Mr. Henson doesn’t let his incarceration define him or keep him from staying active. While incarcerated, he has completed more than 15 programs, acquired three trade certificates, and created The Unity Group Publishing for writers in prison who want their voices heard. During the 2022 General Assembly session, Mr. Henson worked with the ACLU-VA to advocate for the Second Look legislation and protect the progress made on expanding the earned sentence credit programs, both positive initiatives that encourage people who are incarcerated to rehabilitate and earn their way home.
The Virginia Reproductive Equity Alliance (VREA) is comprised of various reproductive health and advocacy organizations that work together to fearlessly protect and advance reproductive justice for every person in the Commonwealth, particularly people for whom access to reproductive healthcare is systemically withheld or denied.

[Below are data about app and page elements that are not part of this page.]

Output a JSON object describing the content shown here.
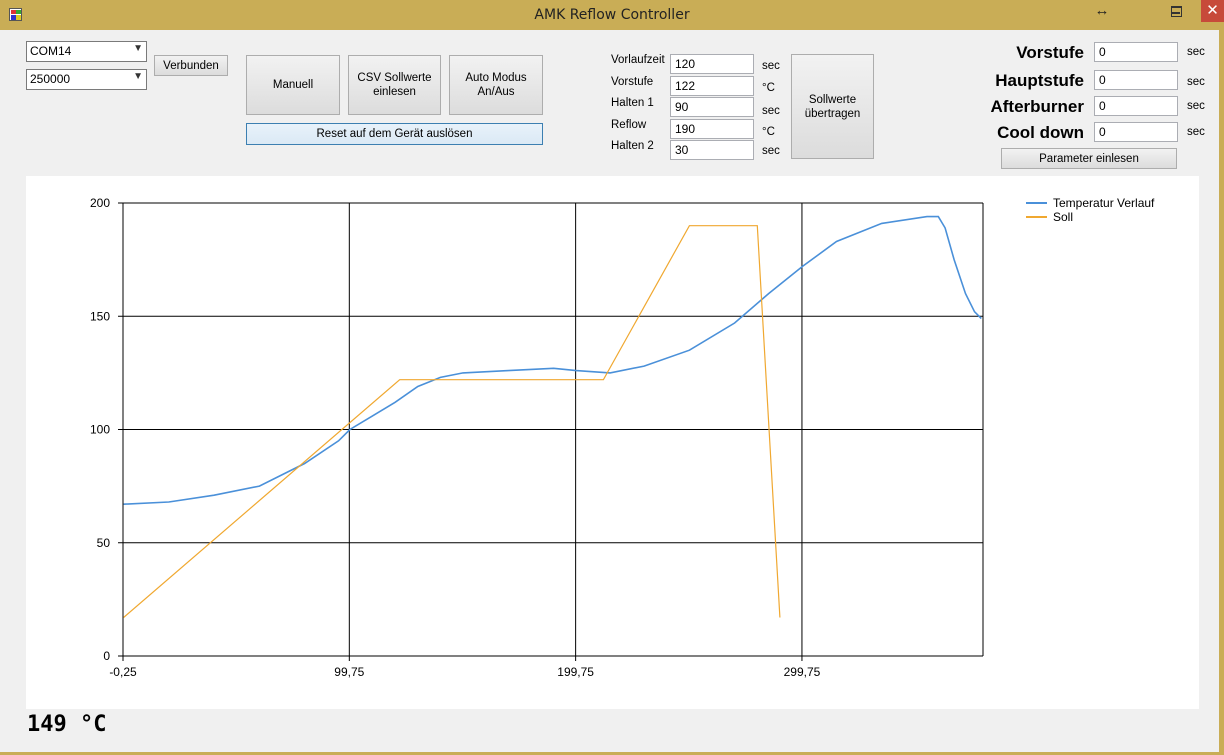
{
  "window": {
    "title": "AMK Reflow Controller",
    "resize_glyph": "↔",
    "close_glyph": "✕"
  },
  "connection": {
    "port": "COM14",
    "baud": "250000",
    "status_button": "Verbunden"
  },
  "buttons": {
    "manual": "Manuell",
    "csv_line1": "CSV Sollwerte",
    "csv_line2": "einlesen",
    "auto_line1": "Auto Modus",
    "auto_line2": "An/Aus",
    "reset": "Reset auf dem Gerät auslösen",
    "send_line1": "Sollwerte",
    "send_line2": "übertragen",
    "read_params": "Parameter einlesen"
  },
  "profile": [
    {
      "label": "Vorlaufzeit",
      "value": "120",
      "unit": "sec"
    },
    {
      "label": "Vorstufe",
      "value": "122",
      "unit": "°C"
    },
    {
      "label": "Halten 1",
      "value": "90",
      "unit": "sec"
    },
    {
      "label": "Reflow",
      "value": "190",
      "unit": "°C"
    },
    {
      "label": "Halten 2",
      "value": "30",
      "unit": "sec"
    }
  ],
  "stages": [
    {
      "label": "Vorstufe",
      "value": "0",
      "unit": "sec"
    },
    {
      "label": "Hauptstufe",
      "value": "0",
      "unit": "sec"
    },
    {
      "label": "Afterburner",
      "value": "0",
      "unit": "sec"
    },
    {
      "label": "Cool down",
      "value": "0",
      "unit": "sec"
    }
  ],
  "current_temperature": "149 °C",
  "chart_data": {
    "type": "line",
    "x_ticks": [
      "-0,25",
      "99,75",
      "199,75",
      "299,75"
    ],
    "y_ticks": [
      "0",
      "50",
      "100",
      "150",
      "200"
    ],
    "xlim": [
      -0.25,
      379.75
    ],
    "ylim": [
      0,
      200
    ],
    "grid": true,
    "legend_position": "top-right",
    "series": [
      {
        "name": "Temperatur Verlauf",
        "color": "#4a90d9",
        "points": [
          [
            0,
            67
          ],
          [
            20,
            68
          ],
          [
            40,
            71
          ],
          [
            60,
            75
          ],
          [
            80,
            85
          ],
          [
            95,
            95
          ],
          [
            100,
            100
          ],
          [
            110,
            106
          ],
          [
            120,
            112
          ],
          [
            130,
            119
          ],
          [
            140,
            123
          ],
          [
            150,
            125
          ],
          [
            170,
            126
          ],
          [
            190,
            127
          ],
          [
            200,
            126
          ],
          [
            215,
            125
          ],
          [
            230,
            128
          ],
          [
            250,
            135
          ],
          [
            270,
            147
          ],
          [
            285,
            160
          ],
          [
            300,
            172
          ],
          [
            315,
            183
          ],
          [
            335,
            191
          ],
          [
            355,
            194
          ],
          [
            360,
            194
          ],
          [
            363,
            189
          ],
          [
            367,
            175
          ],
          [
            372,
            160
          ],
          [
            376,
            152
          ],
          [
            379,
            149
          ]
        ]
      },
      {
        "name": "Soll",
        "color": "#f0a830",
        "points": [
          [
            0,
            17
          ],
          [
            122,
            122
          ],
          [
            212,
            122
          ],
          [
            250,
            190
          ],
          [
            280,
            190
          ],
          [
            290,
            17
          ]
        ]
      }
    ]
  }
}
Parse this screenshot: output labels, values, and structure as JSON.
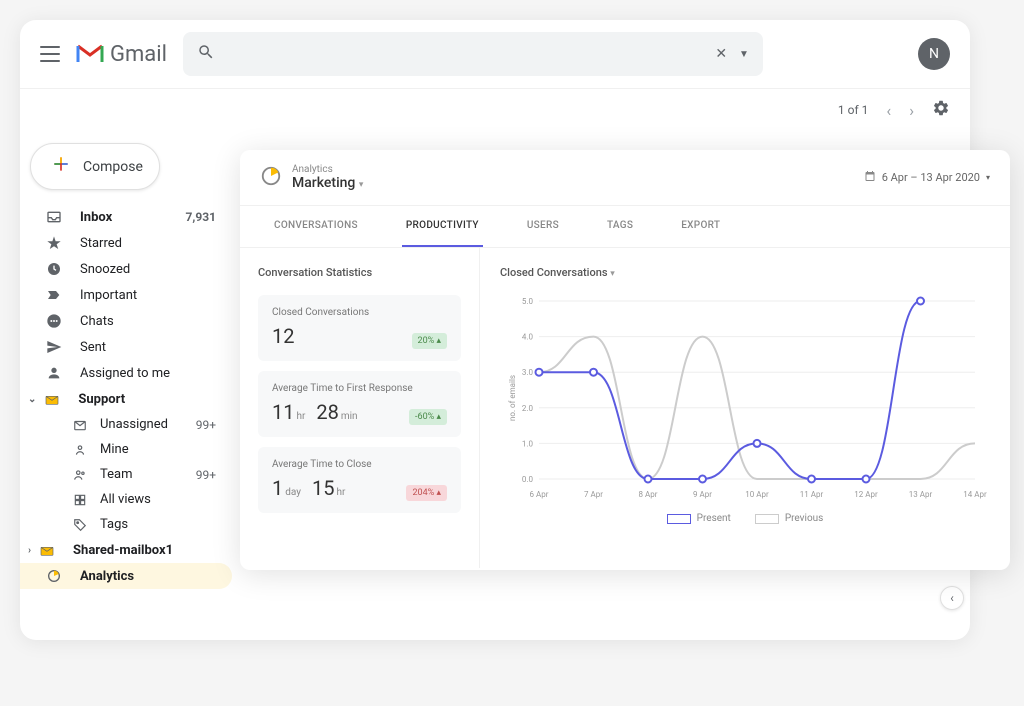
{
  "header": {
    "app_name": "Gmail",
    "avatar_initial": "N"
  },
  "toolbar": {
    "page_info": "1 of 1"
  },
  "compose": {
    "label": "Compose"
  },
  "sidebar": {
    "items": [
      {
        "label": "Inbox",
        "count": "7,931",
        "bold": true
      },
      {
        "label": "Starred"
      },
      {
        "label": "Snoozed"
      },
      {
        "label": "Important"
      },
      {
        "label": "Chats"
      },
      {
        "label": "Sent"
      },
      {
        "label": "Assigned to me"
      },
      {
        "label": "Support",
        "bold": true,
        "expanded": true
      },
      {
        "label": "Unassigned",
        "count": "99+",
        "nested": true
      },
      {
        "label": "Mine",
        "nested": true
      },
      {
        "label": "Team",
        "count": "99+",
        "nested": true
      },
      {
        "label": "All views",
        "nested": true
      },
      {
        "label": "Tags",
        "nested": true
      },
      {
        "label": "Shared-mailbox1",
        "bold": true
      },
      {
        "label": "Analytics",
        "bold": true,
        "active": true
      }
    ]
  },
  "analytics": {
    "breadcrumb": "Analytics",
    "section": "Marketing",
    "date_range": "6 Apr  –  13 Apr 2020",
    "tabs": [
      "CONVERSATIONS",
      "PRODUCTIVITY",
      "USERS",
      "TAGS",
      "EXPORT"
    ],
    "active_tab": "PRODUCTIVITY",
    "stats_title": "Conversation Statistics",
    "stats": [
      {
        "label": "Closed Conversations",
        "value_html": "12",
        "badge": "20%",
        "badge_dir": "▴",
        "badge_class": "green"
      },
      {
        "label": "Average Time to First Response",
        "value_parts": [
          {
            "n": "11",
            "u": "hr"
          },
          {
            "n": "28",
            "u": "min"
          }
        ],
        "badge": "-60%",
        "badge_dir": "▴",
        "badge_class": "green"
      },
      {
        "label": "Average Time to Close",
        "value_parts": [
          {
            "n": "1",
            "u": "day"
          },
          {
            "n": "15",
            "u": "hr"
          }
        ],
        "badge": "204%",
        "badge_dir": "▴",
        "badge_class": "red"
      }
    ],
    "chart_title": "Closed Conversations",
    "legend": {
      "present": "Present",
      "previous": "Previous"
    }
  },
  "chart_data": {
    "type": "line",
    "title": "Closed Conversations",
    "ylabel": "no. of emails",
    "ylim": [
      0,
      5
    ],
    "categories": [
      "6 Apr",
      "7 Apr",
      "8 Apr",
      "9 Apr",
      "10 Apr",
      "11 Apr",
      "12 Apr",
      "13 Apr",
      "14 Apr"
    ],
    "series": [
      {
        "name": "Present",
        "color": "#5b5be0",
        "values": [
          3.0,
          3.0,
          0.0,
          0.0,
          1.0,
          0.0,
          0.0,
          5.0,
          null
        ]
      },
      {
        "name": "Previous",
        "color": "#cccccc",
        "values": [
          3.0,
          4.0,
          0.0,
          4.0,
          0.0,
          0.0,
          0.0,
          0.0,
          1.0
        ]
      }
    ]
  }
}
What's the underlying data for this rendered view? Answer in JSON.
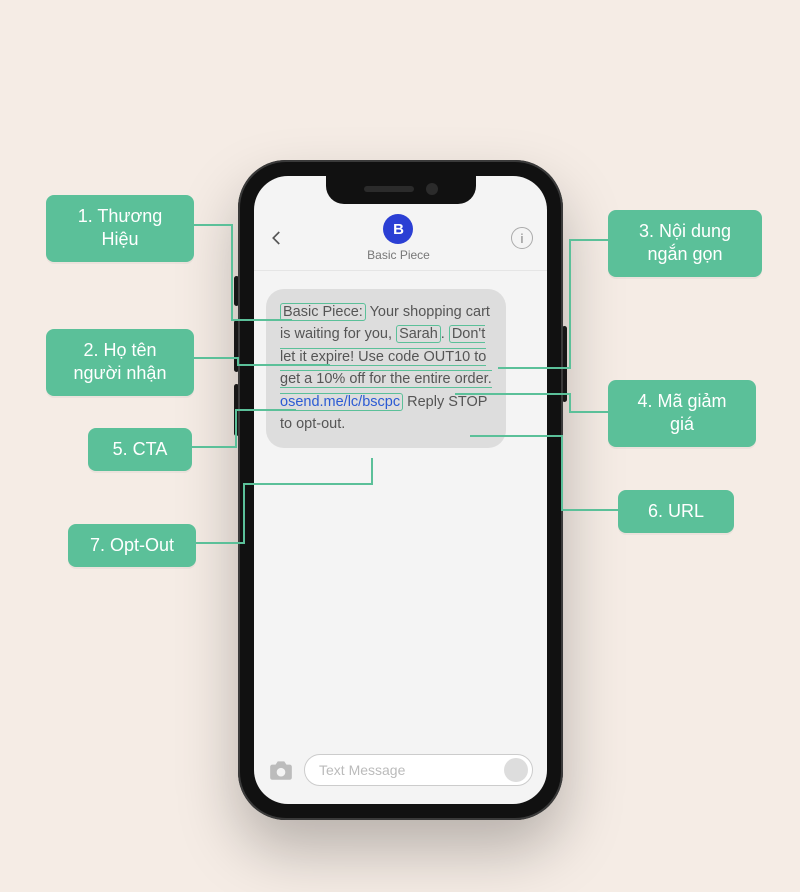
{
  "phone": {
    "contact_initial": "B",
    "contact_name": "Basic Piece",
    "input_placeholder": "Text Message"
  },
  "sms": {
    "brand": "Basic Piece:",
    "pre_name": " Your shopping cart is waiting for you, ",
    "name": "Sarah",
    "post_name": ". ",
    "body": "Don't let it expire! Use code ",
    "code": "OUT10",
    "after_code": " to get a 10% off for the entire order. ",
    "link": "osend.me/lc/bscpc",
    "optout": "Reply STOP to opt-out."
  },
  "callouts": {
    "c1": "1. Thương\nHiệu",
    "c2": "2. Họ tên\nngười nhận",
    "c3": "3. Nội dung\nngắn gọn",
    "c4": "4. Mã giảm\ngiá",
    "c5": "5. CTA",
    "c6": "6. URL",
    "c7": "7. Opt-Out"
  },
  "colors": {
    "accent": "#5bc099",
    "bg": "#f5ece5",
    "avatar": "#2b3fd4"
  }
}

The business of VREA is done through grassroots, communications, and policy committees. These groups meet weekly to discuss short and long-term strategies for advancing reproductive justice and addressing the needs of people who need reproductive care. Strategies are then executed through community education, legislative advocacy, and grassroots organizing.
The coalition has worked tirelessly to respond to the overturn of Roe v. Wade. In addition to public education work to dispel myths surrounding abortion’s legality in Virginia, the coalition worked together to fight against bad bills introduced during the General Assembly, organized protests and rallies after the Dobbs v. Jackson Women’s Health Organization decision was first leaked and later released, and uplifted abortion funds who provide critical direct services to people both in and outside of Virginia.
We are proud to be in coalition with each of the VREA’s member organizations as we work toward a Virginia where reproductive rights are a guarantee and no person is denied reproductive freedom and autonomy.
The Virginia Equity in Education Coalition (VEEC) came together in 2022 in response to the Hanover County School Board’s constant attacks on transgender and nonbinary students. Since then, the coalition has expanded its mission to serve LGBTQ+ youth, as well as Black, Indigenous, and other youth of color, in a collective pursuit to ensure affirming educational environments for all.
Understanding the urgent need to protect transgender and nonbinary youth from discrimination, the coalition, which includes Equality Virginia, He She Ze and We, Side by Side Virginia, and Hanover County NAACP, has worked tirelessly to advocate for policy changes both at the local and state levels. Showing up at school board meetings alongside Hanover County parents, students, and community members, the coalition supports and empowers local advocacy efforts. Despite ruthless efforts to single out and discriminate against trans and nonbinary kids, many parents fought back. Chris Berg, a Hanover dad, wrote a powerful op-ed about fighting for the rights of his nonbinary child to simply exist in school. Kelly Merrill, a Hanover-mom-turned-activist, persistently rallied the community to pack school board meetings and share messages of solidarity for transgender and nonbinary kids, including her own child.
It takes a village to build a Commonwealth where all students, including transgender and nonbinary students, can go to school without fear, stigma, and discrimination.